O saving Victim, open wide
the gate of heaven to man below;
our foes press on from every side;
thine aid supply; thy strength bestow.
Aquinas here appeals to Jesus as the “Victim,” using the old sense of the word, which means a sacrificial animal killed to appease the gods. Jesus, in Cranmer’s Communion Prayer, is
a full, perfect, and sufficient sacrifice, oblation, and satisfaction, for the sins of the whole world
Jesus is the unique Victim. Yes, in the contemporary use of the word, one on the bad end of an injustice or tragedy is a victim with a small v, but none should capitalize that and try to move their experience to the center of the universe. To do so is idolatry, displacing the cross and the one true Victim offered there.
A now departed Anglican Priest I knew used to warn newly ordained clergy to Remember that you are AT the altar, not ON it. That is, don’t confuse yourself with Jesus. See your hardships and sufferings as part of his work, but not equal to or, God forbid, some kind of replacement for what the Son of God uniquely suffered for the sins of the world. We all suffer as victims but are not the Victim.
I think that the polarized, tribalized politics Americans roll around in today are just that kind of idolatry. Even Christians, who should know better, have taken up the cant. Here’s an example from a left-wing commentary, which is manifestly hostile but admits my point in the very first line quoted here,
Claiming the mantle of victimhood is so politically potent that religious-right leaders are going to do it, no matter how untrue it is, because, to be blunt, they’re not held back by any moral interest in honesty. Getting Grandma to think she’s going to lose her church is a great way to get her to sign her Social Security check over to your organization.
And here’s a piece by a Christian disgusted by our tribe claiming victim status,
Sure, some people don’t like me for my faith, but look around at the other people groups who have it worse. What in the world do I have to complain about? Christ has made me a conqueror and he’s named me as such.
The victim->Victim political game is showing up on HBO in a serialized rendering of Margaret Atwood’s The Handmaid’s Tale. I read the novel when it came out in the mid-80s. It is a well done work of story telling, very hard to put down once you start reading it. Atwood is a very good writer whose words can conjure unforgettable images, which I’m not sharing here so as to avoid spoilers.
But reactions to the story, which envisions a dystopian future in which a fundamentalist Christian putsch has deprived American women of all human rights and dignity, are all about I am Victim hear me roar. When I was first reading it as a student, a female classmate walked up to me and said, Now you’ll see what life is like in the real world. Current social media and other commentary on the upcoming production are full of that same angry anxiety.
But the situation of American women seems to be improving in the years since Atwood’s book came out.

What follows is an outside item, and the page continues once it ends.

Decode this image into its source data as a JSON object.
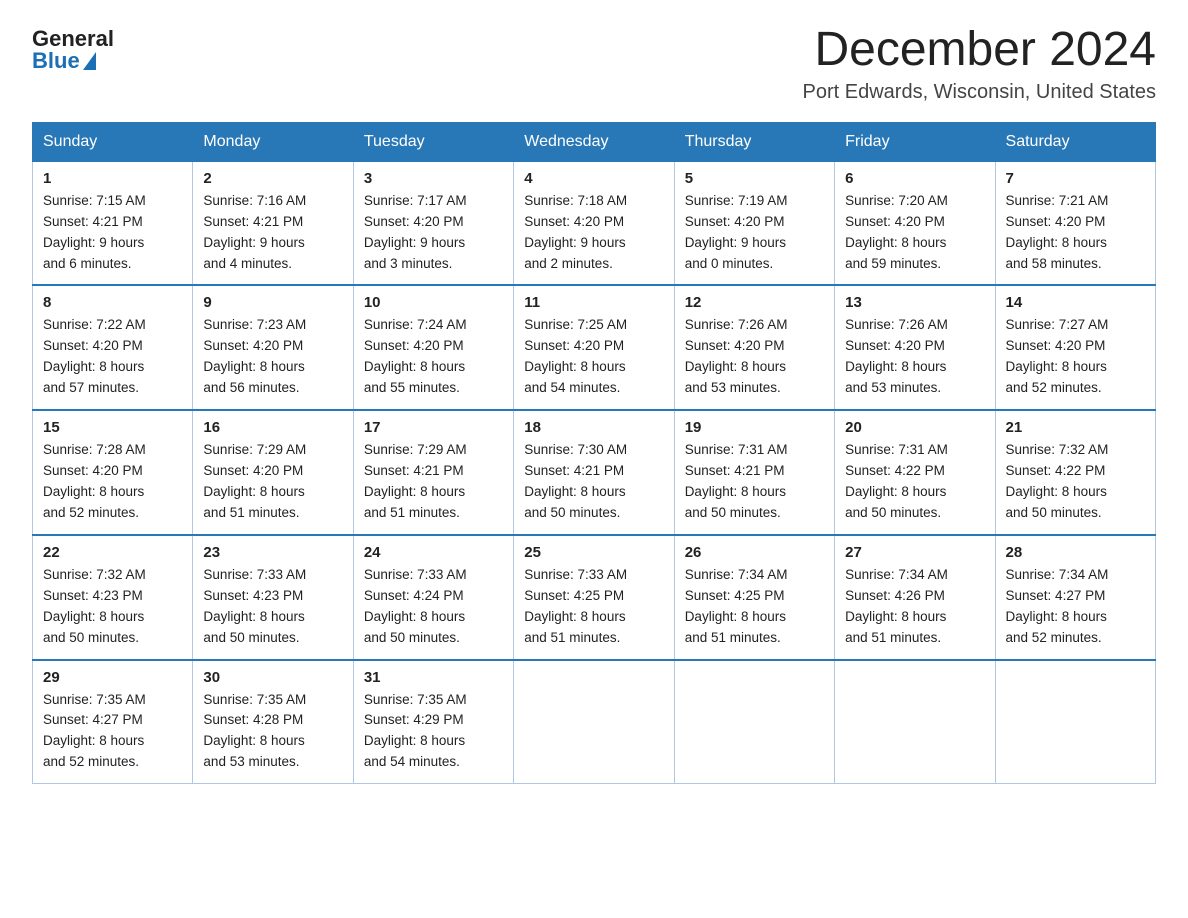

More jobs are open, including military command and combat roles. Women are the majority in higher education and thereby increasingly the people with access to better paying professional careers. In 2015, 44% of Federal government jobs – the careers populating the wealthiest cluster of counties in the nation – were held by women.
Like American Christians, wailing about being Victims while Christians in Egypt, Pakistan, Nigeria and other places are slaughtered in their church gatherings, contemporary American women waving The Handmaid’s Tale as some kind of new Uncle Tom’s Cabin should strike us as at least silly, if not in need of psychological help.
But such is our politics. With Christianity and it’s central Victim displaced as a unifying assumption, we find each and every group wanting to sit at the right hand of God without bothering to go by the way of the cross.
Christianity holds that all have sinned and fallen short of God’s glory, but that God in love has sent the saving Victim in whom There is no longer Jew or Greek, there is no longer slave or free, there is no longer male and female; for all of you are one in Christ Jesus. (Galatians 3:28). Our politics today holds that me and mine are the Victim and you and yours are the problem. And me and mine and you and yours want to grab that central power in DC to avenge ourselves on each other.
In so doing we help create the realities we claim to foresee and despise.